Postpartum Depression: Do You Know the Symptoms?
If you’re depressed after giving birth, it might be more than the “baby blues.” Find out if you may have postpartum depression.
Having a baby is a major life change. You finally meet the little person you’ve been carrying all these months. Yet you may feel down or even extremely sad. Or you may have other difficult emotions you didn’t expect or think would be associated with the joy of having a baby.
If you experience any of these symptoms, you may have postpartum depression. Postpartum depression (PPD) is a treatable illness that can happen after childbirth. It is different from the “baby blues,” which is characterized by mild sadness and may include other symptoms such as mild irritability, feeling anxious or having trouble sleeping.
Postpartum depression is more severe and can make it difficult for a new mother to function. It may start one to three weeks after delivery and untreated can last for several months. It may occur after miscarriage, stillbirth, as well as live birth.
Check the symptoms listed below to see if they apply to you. If they do, and last more than two weeks, talk with your doctor. If symptoms are severe, seek help right away.
What are symptoms of PPD?
Symptoms of PPD may include:
- Feeling hopeless, overwhelmed, empty or sad
- Frequent crying
- Irritability, restlessness
- Lack of energy
- Not having any interest in your baby
- Having negative thoughts/feelings about your baby
- Having negative thoughts/feelings about your ability as a mother
- Not feeling a bond with your baby

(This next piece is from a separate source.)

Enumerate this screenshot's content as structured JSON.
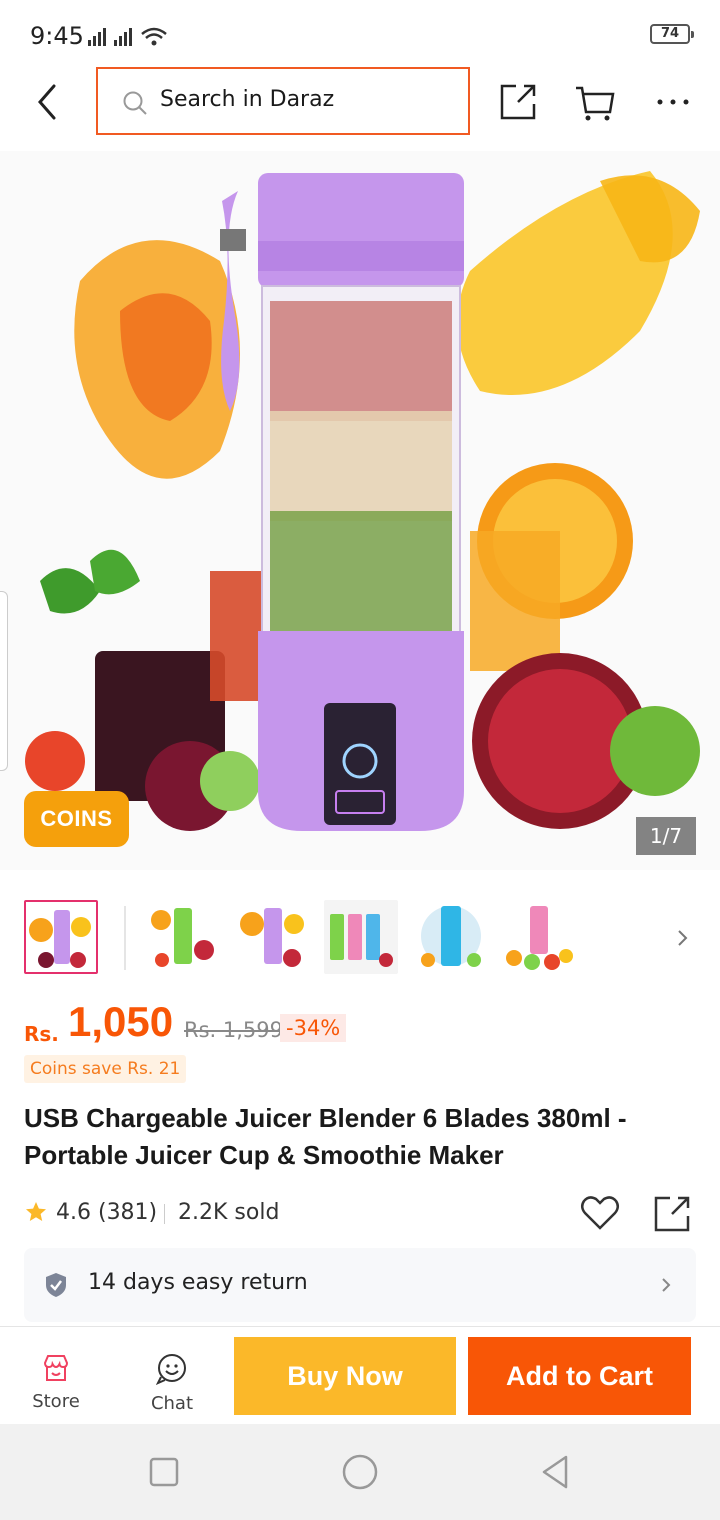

- Feelings of worthlessness or guilt
- Eating too much or too little
- Trouble sleeping
- Trouble focusing or making decisions

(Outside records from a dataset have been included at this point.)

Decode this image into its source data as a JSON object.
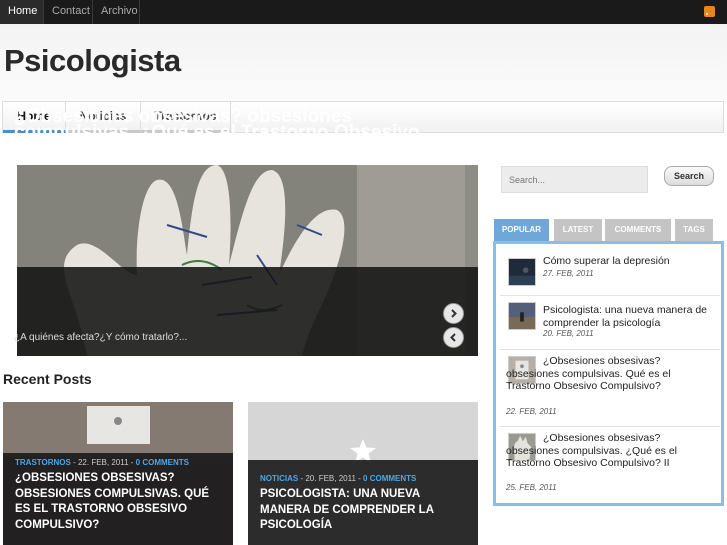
{
  "topnav": {
    "items": [
      "Home",
      "Contact",
      "Archivo"
    ]
  },
  "site": {
    "title": "Psicologista"
  },
  "mainnav": {
    "tabs": [
      "Home",
      "Noticias",
      "Trastornos"
    ]
  },
  "slider": {
    "title": "¿Obsesiones obsesivas? obsesiones compulsivas. ¿Qué es el Trastorno Obsesivo Compulsivo? II",
    "excerpt": "¿A quiénes afecta?¿Y cómo tratarlo?..."
  },
  "recent": {
    "heading": "Recent Posts",
    "posts": [
      {
        "category": "TRASTORNOS",
        "date": " - 22. FEB, 2011 - ",
        "comments": "0 COMMENTS",
        "title": "¿OBSESIONES OBSESIVAS? OBSESIONES COMPULSIVAS. QUÉ ES EL TRASTORNO OBSESIVO COMPULSIVO?"
      },
      {
        "category": "NOTICIAS",
        "date": " - 20. FEB, 2011 - ",
        "comments": "0 COMMENTS",
        "title": "PSICOLOGISTA: UNA NUEVA MANERA DE COMPRENDER LA PSICOLOGÍA"
      }
    ]
  },
  "search": {
    "placeholder": "Search...",
    "button": "Search"
  },
  "widget": {
    "tabs": [
      "POPULAR",
      "LATEST",
      "COMMENTS",
      "TAGS"
    ],
    "items": [
      {
        "title": "Cómo superar la depresión",
        "date": "27. FEB, 2011"
      },
      {
        "title": "Psicologista: una nueva manera de comprender la psicología",
        "date": "20. FEB, 2011"
      },
      {
        "title": "¿Obsesiones obsesivas? obsesiones compulsivas. Qué es el Trastorno Obsesivo Compulsivo?",
        "date": "22. FEB, 2011"
      },
      {
        "title": "¿Obsesiones obsesivas? obsesiones compulsivas. ¿Qué es el Trastorno Obsesivo Compulsivo? II",
        "date": "25. FEB, 2011"
      }
    ]
  },
  "icons": {
    "rss": "rss-icon",
    "next": "chevron-right-icon",
    "prev": "chevron-left-icon",
    "placeholder": "star-icon"
  },
  "colors": {
    "accent": "#4a8fc7",
    "widget_border": "#8ebde3",
    "link_blue": "#4da6e8"
  }
}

- Losing interest in things you normally enjoy
- Thoughts of hurting your baby or yourself*
New research shows that new dads may also experience depression around childbirth. This may happen before or after the birth.
How it PPD treated?
PPD may be treated with medicine. But antidepressants may take several weeks before you begin feeling the effects of the medicine. Talk therapy is also an option. There, you talk about your feelings with a mental health professional.
A rare condition called postpartum psychosis is very serious. It requires emergency medical attention. Call 911 or take the mother immediately to the emergency room to be evaluated. Symptoms may include hallucinations and delusions. Other signs are intense agitation and strange behavior. Or confusion and severe mood swings. You may have thoughts of hurting or killing your baby or yourself. It usually requires hospitalization and intensive treatment.
What increases the risk of PPD?
The exact causes of PPD are unknown. But they may be a combination of physical, emotional or lifestyle factors. However, you may be more likely to experience PPD if you have:
- A history of depression
- Prior experience of PPD
- A family history of depression or other mental illness
- A baby who is sick or colicky
- Problems in your relationship
- Lack of support from your partner, family or friends
- Significant stress in other areas of your life, such as employment or financial issues
To talk with a trained counselor, you can call the National Suicide Prevention Lifeline any time at 1-800-273-TALK (1-800-273-8255).
A new baby changes the family dynamic in often unexpected ways. Having PPD does not mean that you are a bad mother. Don’t blame yourself or hesitate to get help. It is an illness that can strike anyone. By taking care of yourself and getting help, you will be able to meet the challenges of caring for your new baby.
* If you feel you are unable to care for your baby or if have thoughts of hurting yourself, your baby or others seek help right away. If you feel there’s an immediate danger, call 911.
By Emily Gurnon, Contributing Writer
American College of Obstetricians and Gynecologists. Screening for Perinatal Depression. Accessed November 22, 2019.
American College of Obstetricians and Gynecologists. Postpartum Depression FAQ. Accessed November 22, 2019.
Womenshealth.gov. Mental health conditions. Postpartum depression. Accessed November 22, 2019.
National Institute of Mental Health. Postpartum depression facts. Accessed November 22, 2019.
Last Updated: November 22, 2019